Before starting the BSD/Mac68k Booter program select the program and use File/Get info to set the preferred amount of memory to e.g. 20000. Then start the program. Click Options/Booting and set:

1. Kernel Location-> Mac OS file and use the Set button to select the NETBSD_INSTALL.GZ file you copied earlier.
2. BSD Root Device -> SCSI disk, ID: and enter the scsi id you remembered earlier.

Click OK.

Click Options/Monitors and select:

1. Change Monitor Depth
2. B&W

Click OK.

Click Options/Boot now. After boot accept the vt220 as your preferred terminal type. An installation menu appears.

Choose a. install netbsd to hard disk. You’ll enter the disk partitioner.

Choose b. continue

Choose the correct disk from the available disks. In our example that is option 2, disk sd1

Choose “only part of the disk” (remember there is a 400 Mb partition for Mac 8 already present)

At the disk partition map use option a: Select next partition to select the partition “Free”

Once selected choose option d: split selected partition.

Next, determine the size of the swap file (Apple_Scratch). A good choice is the same size as the amount of memory you gave Qemu. In our example that is 128 Mb, so some 270.000 blocks.

Back at Edit partition map, select the partition “Scratch” and choose b. Change selected partition, then choose type b. NetBSD Swap.

Back at Edit partition map, select the partition Free and choose b. Change selected partition, choose type d. NetBSD Root&Usr, then choose x: Exit

This finalises the partitioning and allows you to continue with the installation. So choose b: Yes

The disk is then formatted, after which you get to choose the installation type.

Choice a: allows full installation, but you can change the type if you want to.

Next, choose the installation media: a: CD-ROM / DVD. The installation then commences, which will take some time.

Once ready, hit enter to continue.

Configuring the system

Choose a: Configure network to configure the network.

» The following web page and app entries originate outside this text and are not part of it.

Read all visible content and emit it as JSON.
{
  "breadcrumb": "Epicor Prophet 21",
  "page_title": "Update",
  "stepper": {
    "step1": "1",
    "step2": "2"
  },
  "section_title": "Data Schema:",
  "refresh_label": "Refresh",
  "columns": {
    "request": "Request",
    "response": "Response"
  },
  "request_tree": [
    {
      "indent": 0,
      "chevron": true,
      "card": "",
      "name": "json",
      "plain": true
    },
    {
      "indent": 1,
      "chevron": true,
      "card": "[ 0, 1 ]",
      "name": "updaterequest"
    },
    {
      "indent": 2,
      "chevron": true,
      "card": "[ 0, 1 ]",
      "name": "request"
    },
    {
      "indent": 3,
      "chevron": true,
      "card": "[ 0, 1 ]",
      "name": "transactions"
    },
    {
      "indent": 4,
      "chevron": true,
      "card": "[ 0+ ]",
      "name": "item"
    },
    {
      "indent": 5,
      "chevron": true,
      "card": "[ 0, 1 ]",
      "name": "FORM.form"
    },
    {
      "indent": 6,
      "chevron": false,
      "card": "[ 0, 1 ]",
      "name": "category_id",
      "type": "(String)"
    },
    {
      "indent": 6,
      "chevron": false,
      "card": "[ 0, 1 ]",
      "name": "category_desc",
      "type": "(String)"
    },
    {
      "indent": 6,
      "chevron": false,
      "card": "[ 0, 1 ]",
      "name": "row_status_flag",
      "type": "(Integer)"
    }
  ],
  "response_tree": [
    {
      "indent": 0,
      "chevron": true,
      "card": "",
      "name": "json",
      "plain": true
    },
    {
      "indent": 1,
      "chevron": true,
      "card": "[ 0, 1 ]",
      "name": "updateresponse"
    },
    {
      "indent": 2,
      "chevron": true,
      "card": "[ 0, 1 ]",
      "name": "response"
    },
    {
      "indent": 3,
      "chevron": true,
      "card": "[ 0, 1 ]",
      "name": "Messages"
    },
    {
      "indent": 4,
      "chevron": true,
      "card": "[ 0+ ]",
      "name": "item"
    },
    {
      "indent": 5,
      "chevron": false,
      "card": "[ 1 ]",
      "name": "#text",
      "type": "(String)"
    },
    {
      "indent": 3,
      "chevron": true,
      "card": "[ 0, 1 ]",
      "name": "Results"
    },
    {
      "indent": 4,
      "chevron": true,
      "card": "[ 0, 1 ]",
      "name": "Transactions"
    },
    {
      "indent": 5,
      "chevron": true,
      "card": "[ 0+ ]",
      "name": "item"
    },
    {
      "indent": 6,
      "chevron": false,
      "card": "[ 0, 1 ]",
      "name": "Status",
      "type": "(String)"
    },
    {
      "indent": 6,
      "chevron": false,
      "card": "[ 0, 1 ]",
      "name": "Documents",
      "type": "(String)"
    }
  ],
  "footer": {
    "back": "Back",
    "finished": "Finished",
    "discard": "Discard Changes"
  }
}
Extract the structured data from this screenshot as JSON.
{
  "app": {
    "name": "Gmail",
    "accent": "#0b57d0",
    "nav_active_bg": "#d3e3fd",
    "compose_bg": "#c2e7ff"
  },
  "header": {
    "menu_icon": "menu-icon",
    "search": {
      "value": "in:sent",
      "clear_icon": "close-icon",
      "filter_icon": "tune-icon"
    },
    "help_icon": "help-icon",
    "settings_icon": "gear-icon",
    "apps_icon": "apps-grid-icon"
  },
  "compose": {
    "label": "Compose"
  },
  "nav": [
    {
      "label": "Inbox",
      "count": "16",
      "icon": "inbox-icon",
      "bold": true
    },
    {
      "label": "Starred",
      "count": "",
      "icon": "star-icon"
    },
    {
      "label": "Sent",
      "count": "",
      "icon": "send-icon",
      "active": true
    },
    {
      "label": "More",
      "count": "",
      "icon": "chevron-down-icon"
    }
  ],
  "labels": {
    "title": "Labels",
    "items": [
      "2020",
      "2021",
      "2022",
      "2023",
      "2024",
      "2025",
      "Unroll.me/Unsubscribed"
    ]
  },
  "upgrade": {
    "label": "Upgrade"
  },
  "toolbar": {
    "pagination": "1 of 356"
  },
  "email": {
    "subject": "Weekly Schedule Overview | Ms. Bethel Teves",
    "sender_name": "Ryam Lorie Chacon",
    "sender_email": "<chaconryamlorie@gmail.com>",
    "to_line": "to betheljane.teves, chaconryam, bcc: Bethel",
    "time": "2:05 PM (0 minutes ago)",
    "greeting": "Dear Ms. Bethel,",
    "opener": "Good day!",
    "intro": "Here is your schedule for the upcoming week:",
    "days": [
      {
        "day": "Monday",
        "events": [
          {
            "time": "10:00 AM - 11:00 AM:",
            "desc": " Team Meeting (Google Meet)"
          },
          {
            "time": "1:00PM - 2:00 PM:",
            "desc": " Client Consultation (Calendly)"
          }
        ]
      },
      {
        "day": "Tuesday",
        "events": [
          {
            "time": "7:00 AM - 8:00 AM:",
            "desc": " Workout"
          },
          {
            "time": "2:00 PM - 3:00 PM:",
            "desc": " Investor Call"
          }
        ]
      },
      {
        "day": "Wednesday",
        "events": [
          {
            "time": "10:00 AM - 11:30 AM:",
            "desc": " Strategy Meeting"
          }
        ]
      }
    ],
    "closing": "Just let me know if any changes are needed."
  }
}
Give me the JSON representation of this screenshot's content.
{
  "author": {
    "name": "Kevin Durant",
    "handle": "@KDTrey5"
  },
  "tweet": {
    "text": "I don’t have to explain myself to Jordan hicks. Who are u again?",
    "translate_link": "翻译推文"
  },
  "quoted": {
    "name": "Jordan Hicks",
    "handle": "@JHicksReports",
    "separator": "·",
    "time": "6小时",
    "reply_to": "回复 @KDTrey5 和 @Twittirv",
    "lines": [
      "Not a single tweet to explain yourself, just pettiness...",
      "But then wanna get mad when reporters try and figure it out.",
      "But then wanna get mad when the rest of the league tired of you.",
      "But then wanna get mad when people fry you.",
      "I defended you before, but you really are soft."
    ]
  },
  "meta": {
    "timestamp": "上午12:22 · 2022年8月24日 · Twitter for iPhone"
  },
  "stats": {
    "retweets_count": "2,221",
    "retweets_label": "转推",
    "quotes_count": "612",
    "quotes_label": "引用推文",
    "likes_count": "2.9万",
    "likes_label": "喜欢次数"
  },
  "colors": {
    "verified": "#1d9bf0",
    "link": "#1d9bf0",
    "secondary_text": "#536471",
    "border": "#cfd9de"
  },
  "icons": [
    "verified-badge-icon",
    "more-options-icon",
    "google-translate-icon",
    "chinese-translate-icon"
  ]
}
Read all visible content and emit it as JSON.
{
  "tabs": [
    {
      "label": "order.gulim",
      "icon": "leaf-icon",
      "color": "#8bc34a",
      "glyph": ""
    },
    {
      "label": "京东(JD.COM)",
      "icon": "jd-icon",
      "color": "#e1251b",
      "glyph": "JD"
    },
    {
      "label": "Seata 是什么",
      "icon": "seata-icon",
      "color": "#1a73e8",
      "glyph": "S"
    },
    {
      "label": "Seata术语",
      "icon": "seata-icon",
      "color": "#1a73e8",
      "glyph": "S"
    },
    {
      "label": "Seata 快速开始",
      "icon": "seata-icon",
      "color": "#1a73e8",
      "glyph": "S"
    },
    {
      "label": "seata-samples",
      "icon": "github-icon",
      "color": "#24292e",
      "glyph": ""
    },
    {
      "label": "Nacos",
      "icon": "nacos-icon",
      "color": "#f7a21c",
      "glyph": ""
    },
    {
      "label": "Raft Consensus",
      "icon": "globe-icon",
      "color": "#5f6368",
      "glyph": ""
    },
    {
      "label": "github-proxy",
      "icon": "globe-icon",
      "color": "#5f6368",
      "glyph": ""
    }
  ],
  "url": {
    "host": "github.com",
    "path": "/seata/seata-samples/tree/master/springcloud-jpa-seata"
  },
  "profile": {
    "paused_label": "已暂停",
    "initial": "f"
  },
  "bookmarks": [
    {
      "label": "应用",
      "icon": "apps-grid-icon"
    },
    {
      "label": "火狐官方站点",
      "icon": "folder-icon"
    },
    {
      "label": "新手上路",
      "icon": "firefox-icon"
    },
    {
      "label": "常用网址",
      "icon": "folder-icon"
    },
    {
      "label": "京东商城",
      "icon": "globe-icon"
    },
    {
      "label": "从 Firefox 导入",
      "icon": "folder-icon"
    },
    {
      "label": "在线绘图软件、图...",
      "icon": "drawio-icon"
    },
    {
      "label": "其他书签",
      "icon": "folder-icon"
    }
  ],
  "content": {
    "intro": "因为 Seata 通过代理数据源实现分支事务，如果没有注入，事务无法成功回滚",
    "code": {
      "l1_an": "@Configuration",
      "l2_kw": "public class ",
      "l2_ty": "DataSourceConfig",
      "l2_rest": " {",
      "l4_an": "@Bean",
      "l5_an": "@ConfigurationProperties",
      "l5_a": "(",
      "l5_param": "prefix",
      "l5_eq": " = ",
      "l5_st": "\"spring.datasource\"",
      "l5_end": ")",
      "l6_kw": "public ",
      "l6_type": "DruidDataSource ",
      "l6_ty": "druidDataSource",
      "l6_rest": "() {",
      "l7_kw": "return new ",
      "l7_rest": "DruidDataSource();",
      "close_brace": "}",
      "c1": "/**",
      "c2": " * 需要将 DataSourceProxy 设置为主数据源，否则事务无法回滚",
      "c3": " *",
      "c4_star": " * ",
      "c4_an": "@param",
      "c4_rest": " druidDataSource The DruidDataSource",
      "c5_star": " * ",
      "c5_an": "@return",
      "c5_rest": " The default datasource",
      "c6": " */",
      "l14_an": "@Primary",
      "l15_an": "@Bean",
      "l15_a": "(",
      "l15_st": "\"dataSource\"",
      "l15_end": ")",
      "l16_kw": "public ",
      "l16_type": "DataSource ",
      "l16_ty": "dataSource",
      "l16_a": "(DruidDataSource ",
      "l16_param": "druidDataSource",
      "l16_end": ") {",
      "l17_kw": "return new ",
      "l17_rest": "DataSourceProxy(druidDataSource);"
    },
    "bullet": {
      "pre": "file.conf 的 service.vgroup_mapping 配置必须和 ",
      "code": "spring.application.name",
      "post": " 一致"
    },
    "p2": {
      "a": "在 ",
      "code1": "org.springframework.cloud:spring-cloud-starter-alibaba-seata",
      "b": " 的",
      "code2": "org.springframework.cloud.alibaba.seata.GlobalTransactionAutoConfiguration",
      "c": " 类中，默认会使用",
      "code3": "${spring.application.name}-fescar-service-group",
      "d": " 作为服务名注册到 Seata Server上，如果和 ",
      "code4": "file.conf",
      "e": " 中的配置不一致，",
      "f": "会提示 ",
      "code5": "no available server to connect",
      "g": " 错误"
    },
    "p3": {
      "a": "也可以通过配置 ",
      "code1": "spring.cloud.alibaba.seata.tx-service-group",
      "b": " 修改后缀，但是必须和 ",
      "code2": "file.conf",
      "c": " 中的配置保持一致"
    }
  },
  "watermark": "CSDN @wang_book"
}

Select a: sn0

Enter nothing at Network media type, and select a: Yes at Perform autoconfiguration.

Enter your host name.

Enter nothing at Your DNS domain, then accept the network configuration with a: Yes, and again a: Yes.

Booting NetBSD after installation

Once rebooted, start the BSD / Mac68k Booter again and select Options→ Booting

At Kernel location select BSD device and at a Kernel name enter “netbsd”, at Partition, enter “/” (without quotes).

Then save the options with File/ Save options and select Options/Boot now to boot NetBSD

The first thing you might want to do is to install a decent text editor, so run “pkgin install nano”

Getting X to run

For now, the X server will not run with the default 9.3 Kernel. However, you can download the Beta 10.0 kernel.

First check the availability of the latest kernel (then change the url below)

As root, use: ftp http://nycdn.netbsd.org/pub/NetBSD-daily/netbsd-10/202310140930Z/mac68k/binary/kernel/netbsd-WSFB.gz to download the kernel. Then copy the kernel to the root directory.

At next boot, use the booter to point to the new kernel name “netbsd-WSFB.gz” instead of “netbsd”.

If you opted to run xdm at boot during configuration of the system, you will boot into the X login screen. If not you can run startx to get to the graphical desktop after you logged in.

Installing the CDE desktop

If you want, you can install the Common Desktop Environment (CDE). Just follow this guide: http://45.76.81.249/NetBSD/m68k/

After you installed the prerequisites you run CDE with: startx /usr/dt/bin/Xsession

m68k-qemu-on-windows.txt · Last modified: 2024/04/28 03:20